Organizations such as the American Society of Plastic Surgery, the American Society for Aesthetic Plastic Surgery, the American College of Surgeons helped motivate their members. These surgical societies and the American Medical Association continue to work to incorporate real changes to help improve access, patient safety and equity into the process of healthcare reform.

Corporations like Allergan (from whom I purchase Natrelle Breast Implants, Botox Cosmetic and Juvederm) also went on record to oppose this unfair tax. More can be read here in MarketWatch.

While these large organizations helped to get the word out, what made the difference ultimately was you. You got involved. You called you Senators and Representatives, and for that I say, “Thank You.” The nature of the excise tax on Cosmetic Surgery was revealed and rejected, but there are more than 2000 other pages included in the Senate version of the healthcare reform bill.

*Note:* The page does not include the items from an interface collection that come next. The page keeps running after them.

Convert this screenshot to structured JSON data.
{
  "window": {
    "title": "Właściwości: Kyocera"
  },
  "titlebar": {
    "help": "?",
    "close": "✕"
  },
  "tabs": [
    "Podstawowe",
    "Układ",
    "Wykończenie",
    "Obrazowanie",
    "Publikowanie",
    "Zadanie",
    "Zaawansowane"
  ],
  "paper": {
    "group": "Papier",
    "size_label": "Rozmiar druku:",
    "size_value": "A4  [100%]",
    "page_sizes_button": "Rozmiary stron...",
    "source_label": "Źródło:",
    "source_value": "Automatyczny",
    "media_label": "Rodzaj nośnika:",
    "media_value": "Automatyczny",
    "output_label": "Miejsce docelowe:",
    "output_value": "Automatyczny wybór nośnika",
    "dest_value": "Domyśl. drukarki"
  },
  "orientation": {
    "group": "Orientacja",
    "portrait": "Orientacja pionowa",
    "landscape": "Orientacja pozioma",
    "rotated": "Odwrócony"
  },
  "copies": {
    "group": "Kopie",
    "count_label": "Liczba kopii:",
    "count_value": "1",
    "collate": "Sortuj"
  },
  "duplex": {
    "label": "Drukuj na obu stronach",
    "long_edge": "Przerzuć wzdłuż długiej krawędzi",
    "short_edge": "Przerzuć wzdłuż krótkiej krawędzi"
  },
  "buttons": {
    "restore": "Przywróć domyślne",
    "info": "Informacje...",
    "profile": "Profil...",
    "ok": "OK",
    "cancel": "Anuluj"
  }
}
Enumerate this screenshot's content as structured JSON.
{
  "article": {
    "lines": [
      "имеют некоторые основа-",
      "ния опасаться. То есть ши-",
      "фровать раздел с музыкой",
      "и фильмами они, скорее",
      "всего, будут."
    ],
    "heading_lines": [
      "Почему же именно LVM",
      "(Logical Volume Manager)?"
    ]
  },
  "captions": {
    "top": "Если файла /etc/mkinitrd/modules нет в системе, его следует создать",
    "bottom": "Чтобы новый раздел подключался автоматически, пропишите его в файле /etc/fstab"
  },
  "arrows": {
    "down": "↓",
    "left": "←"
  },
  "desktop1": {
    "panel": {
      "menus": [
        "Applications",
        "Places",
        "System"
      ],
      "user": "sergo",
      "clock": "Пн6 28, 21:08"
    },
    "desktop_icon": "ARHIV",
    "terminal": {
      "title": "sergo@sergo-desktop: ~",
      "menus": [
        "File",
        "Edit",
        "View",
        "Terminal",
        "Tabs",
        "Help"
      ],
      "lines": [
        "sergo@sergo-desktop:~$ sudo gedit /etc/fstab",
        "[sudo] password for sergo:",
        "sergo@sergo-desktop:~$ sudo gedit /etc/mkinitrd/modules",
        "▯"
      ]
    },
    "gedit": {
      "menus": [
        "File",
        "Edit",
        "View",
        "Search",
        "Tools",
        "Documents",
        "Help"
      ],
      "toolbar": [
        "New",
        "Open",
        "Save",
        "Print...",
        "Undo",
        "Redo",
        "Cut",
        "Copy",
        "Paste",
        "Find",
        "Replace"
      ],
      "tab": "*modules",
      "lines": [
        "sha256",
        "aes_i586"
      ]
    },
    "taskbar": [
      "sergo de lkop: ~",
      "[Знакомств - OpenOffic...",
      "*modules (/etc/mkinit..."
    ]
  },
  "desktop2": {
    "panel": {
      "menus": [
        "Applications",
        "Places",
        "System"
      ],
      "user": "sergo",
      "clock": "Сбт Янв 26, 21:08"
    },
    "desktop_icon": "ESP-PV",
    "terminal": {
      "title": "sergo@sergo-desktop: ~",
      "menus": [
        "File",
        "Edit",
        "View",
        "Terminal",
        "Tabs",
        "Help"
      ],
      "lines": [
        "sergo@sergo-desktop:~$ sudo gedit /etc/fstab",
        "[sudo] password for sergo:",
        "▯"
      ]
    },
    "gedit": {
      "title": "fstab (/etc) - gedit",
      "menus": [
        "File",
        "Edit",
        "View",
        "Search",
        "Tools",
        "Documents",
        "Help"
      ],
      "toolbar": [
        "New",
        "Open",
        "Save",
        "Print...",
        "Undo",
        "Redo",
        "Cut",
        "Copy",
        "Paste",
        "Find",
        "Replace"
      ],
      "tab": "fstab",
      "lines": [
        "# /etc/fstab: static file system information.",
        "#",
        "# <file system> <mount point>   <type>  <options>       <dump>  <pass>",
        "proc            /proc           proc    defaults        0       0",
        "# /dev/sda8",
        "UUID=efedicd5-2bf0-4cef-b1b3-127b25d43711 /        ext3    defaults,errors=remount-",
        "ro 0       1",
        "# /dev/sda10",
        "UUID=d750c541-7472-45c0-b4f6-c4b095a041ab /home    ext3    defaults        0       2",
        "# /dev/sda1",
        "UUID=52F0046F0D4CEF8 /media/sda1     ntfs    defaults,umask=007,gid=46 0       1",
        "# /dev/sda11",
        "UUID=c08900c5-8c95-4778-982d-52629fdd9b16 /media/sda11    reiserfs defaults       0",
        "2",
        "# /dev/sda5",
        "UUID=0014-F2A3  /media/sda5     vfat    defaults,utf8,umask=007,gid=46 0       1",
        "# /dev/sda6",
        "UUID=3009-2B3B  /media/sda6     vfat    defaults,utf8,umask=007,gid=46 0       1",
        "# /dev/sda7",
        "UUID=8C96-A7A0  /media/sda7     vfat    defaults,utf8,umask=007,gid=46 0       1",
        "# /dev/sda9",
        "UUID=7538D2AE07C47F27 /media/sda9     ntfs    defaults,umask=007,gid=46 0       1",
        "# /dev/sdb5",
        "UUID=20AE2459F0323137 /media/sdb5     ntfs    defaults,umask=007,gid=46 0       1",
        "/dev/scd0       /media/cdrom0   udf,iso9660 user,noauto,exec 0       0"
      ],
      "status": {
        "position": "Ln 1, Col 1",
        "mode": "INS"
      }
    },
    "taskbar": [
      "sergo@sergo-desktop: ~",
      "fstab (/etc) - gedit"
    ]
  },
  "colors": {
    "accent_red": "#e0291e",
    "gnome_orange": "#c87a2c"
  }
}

While the bill is nobly entitled, “The Patient Protection and Affordable Care Act,” it has of late become “The Anything That Will Get Us 60 Votes Act”. The push to a vote before Christmas has lead to radical daily changes, and confusion about what “Patient Protection and Affordability” means.

I am interested in the outcome for many reasons. I am a Physician and my livelihood is directly effected by whatever is included in the yet to be finalized version of this bill. I am a health care provider, and I want to be able to take care of my patients in the ways that my training has determined are the best. I want the freedom to use my experience to choose the path with highest chance of success and lowest risk of injury. Unfortunately, rules and policies can only deal with large groups, and the decisions I need to make daily are on the level of the individual. Sometimes the needs of the one are different than the needs of the masses, and trying to get approval for a necessary test or surgery can be daunting when it is not the “normal” treatment.

I am interested in the outcome because I am in Private Practice. I not only provide medical care, but I purchase health care insurance for myself and my family. Medical coverage that as an individual, I cannot negotiate. Medical coverage that is provided in a take it or leave it fashion.

I am also interested in the outcome of The Patient Protection and Affordable Care Act, because I am a parent. Good health is one of the most important attributes we can have in a quality life. After good genes, quality healthcare is the key to good health. It is important that health care is made available. Public policy/support is a big piece of the solution, but equally important is the ability for your doctor to make a decision based on your situation. I cannot make my decisions based on what is right for the majority, I have to make them based on what is right for you, the individual. The individual is being lost in policy. Be it an insurance policy or a public policy the tyranny of the majority has found its way into medicine, and the policy being formed today will outlive all of us.

Many good ideas are left to be explored, and some aspect currently included need revision or unintended consequences may result. The selective excise tax on cosmetic surgery was not a good idea, and (for now) has been eliminated. Please continue to be involved, and contribute. The locomotive of reform has a full head of steam, and we need to keep it on track. Its shape changes every day, and the “true plan” has not yet been revealed. It is our healthcare that is being reformed, and it needs our attention.

Every time I hear another redundant news article on Tiger Woods, I wish instead I was being informed about something that actually will effect my life. The healthcare reform bill will effect my life. It will effect how healthcare is delivered in the United States, and will effect all our lives … directly.